Coming in the backdrop of globalisation and economic reforms, Labour Day will get an added dimension this time in India.
After several years, MPs have lost count of it---Parliament will discuss the budgetary demands for grants for this ministry on the day the second phase of the Budget session opens on April 26.
This will be followed by the International Labour Conference on April 27-28 where the problems of labour, violations of labour laws and effective implementation of labour laws will be taken up. And to lend greater substance to the issue, the Consultative Committee of the Labour Ministry will meet on May 3---two days after International Labour Day on May 1---to discuss the amendments to the Plantation Act so that managers do not default on payment to the workers.
The need to focus on the problems of labour is an acknowledgement that the problem of rampant violation of labour laws while initiating economic reforms, cannot be swept under the carpet. ``It is so palpable that reality cannot be ignored,’’ said CPI member Gurudas Dasgupta who, like other Left leaders, was agitating on behalf of the organized and unorganized labour in Parliament and outside.

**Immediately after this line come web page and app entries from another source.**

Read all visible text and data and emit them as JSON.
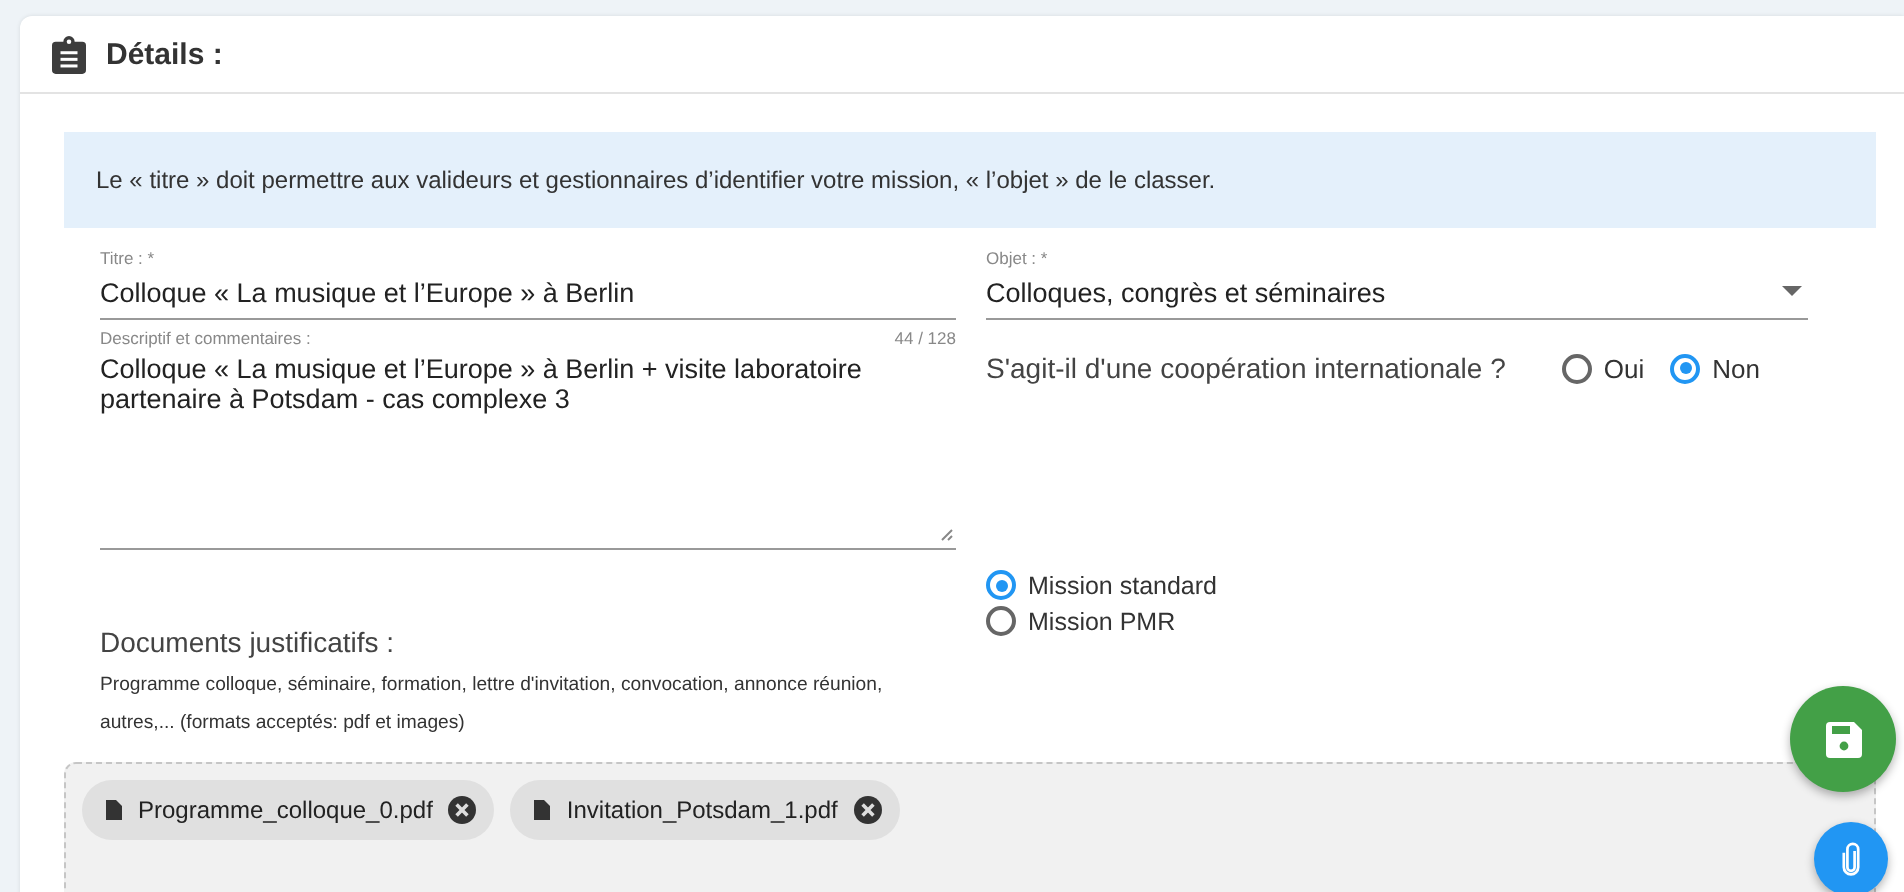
{
  "card": {
    "title": "Détails :"
  },
  "info": "Le « titre » doit permettre aux valideurs et gestionnaires d’identifier votre mission, « l’objet » de le classer.",
  "title_field": {
    "label": "Titre : *",
    "value": "Colloque « La musique et l’Europe » à Berlin"
  },
  "description_field": {
    "label": "Descriptif et commentaires :",
    "counter": "44 / 128",
    "value": "Colloque « La musique et l’Europe » à Berlin + visite laboratoire partenaire à Potsdam - cas complexe 3"
  },
  "object_field": {
    "label": "Objet : *",
    "value": "Colloques, congrès et séminaires"
  },
  "cooperation": {
    "question": "S'agit-il d'une coopération internationale ?",
    "options": [
      {
        "label": "Oui",
        "selected": false
      },
      {
        "label": "Non",
        "selected": true
      }
    ]
  },
  "mission_type": [
    {
      "label": "Mission standard",
      "selected": true
    },
    {
      "label": "Mission PMR",
      "selected": false
    }
  ],
  "documents": {
    "title": "Documents justificatifs :",
    "hint": "Programme colloque, séminaire, formation, lettre d'invitation, convocation, annonce réunion, autres,... (formats acceptés: pdf et images)",
    "files": [
      {
        "name": "Programme_colloque_0.pdf"
      },
      {
        "name": "Invitation_Potsdam_1.pdf"
      }
    ]
  }
}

During the discussion on the allocations for the Labour and Employment Ministry issues related to the problems of the working class are expected to be taken up in a big way. ``It is a good development to list this ministry for discussion. We will be able to place our viewpoints effectively,’’ said Dasgupta.
In keeping with practice, the two Houses discuss in detail allocations for a select group of ministries. The remaining are put to the guillotine and voted in a bunch.
Before it went into recess in March, the Business Advisory Committee meeting had decided that the House would, during the second phase of the session, discuss labour, science and technology, HRD and Home.